The study, conducted by the American Management Association, along with communication management software company Clearswift and the ePolicy Institute, found that employees who use e-mail spend an average of about an hour and 47 minutes handling messages every day at work. Eight percent said they spend more than four hours doing so.

But that time doesn't seem to be going to waste. A full 86 percent of respondents said e-mail has made them more efficient, with just more than half saying it's made them much more efficient.

The study, titled 2003 E-Mail Survey, polled 1,100 U.S. employers. Its findings buck the conventional wisdom that companies frequently monitor employee e-mail. Although 90 percent of the respondents said their companies had installed software that observes e-mail on the corporate network, just 19 percent said they are using it.

The authors of 2003 E-Mail Survey urged businesses to better track and develop policies for employees' e-mail use in order to avoid risking legal liability and the loss of productivity and confidential information.

"Management's failure to check internal e-mail is a potentially costly oversight," Ivan O'Sullivan, vice president of survey cosponsor Clearswift, said in a statement. "Off-the-cuff, casual e-mail conversations among employees are exactly the type of messages that tend to trigger lawsuits, arm prosecutors with damaging evidence and provide the media with embarrassing real-life disaster stories."

The study found that e-mail continues to be a source of potential liability for a company. According to the survey, 14 percent said a court or regulatory body had ordered them to turn over e-mail, up from 9 percent two years ago.
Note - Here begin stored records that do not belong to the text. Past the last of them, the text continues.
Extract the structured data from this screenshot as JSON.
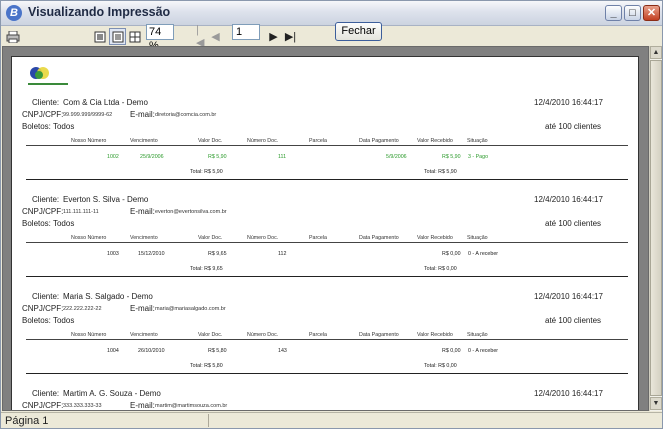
{
  "window": {
    "title": "Visualizando Impressão",
    "app_icon": "B"
  },
  "toolbar": {
    "zoom": "74 %",
    "page": "1",
    "close_label": "Fechar"
  },
  "status": {
    "page_label": "Página 1"
  },
  "report": {
    "columns": [
      "Nosso Número",
      "Vencimento",
      "Valor Doc.",
      "Número Doc.",
      "Parcela",
      "Data Pagamento",
      "Valor Recebido",
      "Situação"
    ],
    "clients": [
      {
        "cliente_label": "Cliente:",
        "name": "Com & Cia Ltda - Demo",
        "cpf_label": "CNPJ/CPF:",
        "cpf": "99.999.999/9999-62",
        "email_label": "E-mail:",
        "email": "diretoria@comcia.com.br",
        "datetime": "12/4/2010 16:44:17",
        "boletos": "Boletos: Todos",
        "limit": "até 100 clientes",
        "row": {
          "nosso": "1002",
          "venc": "25/9/2006",
          "valor": "R$ 5,90",
          "num": "111",
          "parcela": "",
          "pag": "5/9/2006",
          "receb": "R$ 5,90",
          "sit": "3 - Pago"
        },
        "total_doc": "Total: R$ 5,90",
        "total_receb": "Total: R$ 5,90",
        "green": true
      },
      {
        "cliente_label": "Cliente:",
        "name": "Everton S. Silva - Demo",
        "cpf_label": "CNPJ/CPF:",
        "cpf": "111.111.111-11",
        "email_label": "E-mail:",
        "email": "everton@evertonsilva.com.br",
        "datetime": "12/4/2010 16:44:17",
        "boletos": "Boletos: Todos",
        "limit": "até 100 clientes",
        "row": {
          "nosso": "1003",
          "venc": "15/12/2010",
          "valor": "R$ 9,65",
          "num": "112",
          "parcela": "",
          "pag": "",
          "receb": "R$ 0,00",
          "sit": "0 - A receber"
        },
        "total_doc": "Total: R$ 9,65",
        "total_receb": "Total: R$ 0,00",
        "green": false
      },
      {
        "cliente_label": "Cliente:",
        "name": "Maria S. Salgado - Demo",
        "cpf_label": "CNPJ/CPF:",
        "cpf": "222.222.222-22",
        "email_label": "E-mail:",
        "email": "maria@mariasalgado.com.br",
        "datetime": "12/4/2010 16:44:17",
        "boletos": "Boletos: Todos",
        "limit": "até 100 clientes",
        "row": {
          "nosso": "1004",
          "venc": "26/10/2010",
          "valor": "R$ 5,80",
          "num": "143",
          "parcela": "",
          "pag": "",
          "receb": "R$ 0,00",
          "sit": "0 - A receber"
        },
        "total_doc": "Total: R$ 5,80",
        "total_receb": "Total: R$ 0,00",
        "green": false
      },
      {
        "cliente_label": "Cliente:",
        "name": "Martim A. G. Souza - Demo",
        "cpf_label": "CNPJ/CPF:",
        "cpf": "333.333.333-33",
        "email_label": "E-mail:",
        "email": "martim@martimsouza.com.br",
        "datetime": "12/4/2010 16:44:17"
      }
    ]
  }
}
Surprisingly, spam wasn't a major focus of the study, despite its reputation as the scourge of Internet users everywhere. Although unsolicited junk mail was listed by the survey as one of the negative effects of e-mail, just 12 percent of respondents said they wasted too much time on spam. More people--19 percent--felt they spent too much time reading and answering e-mail.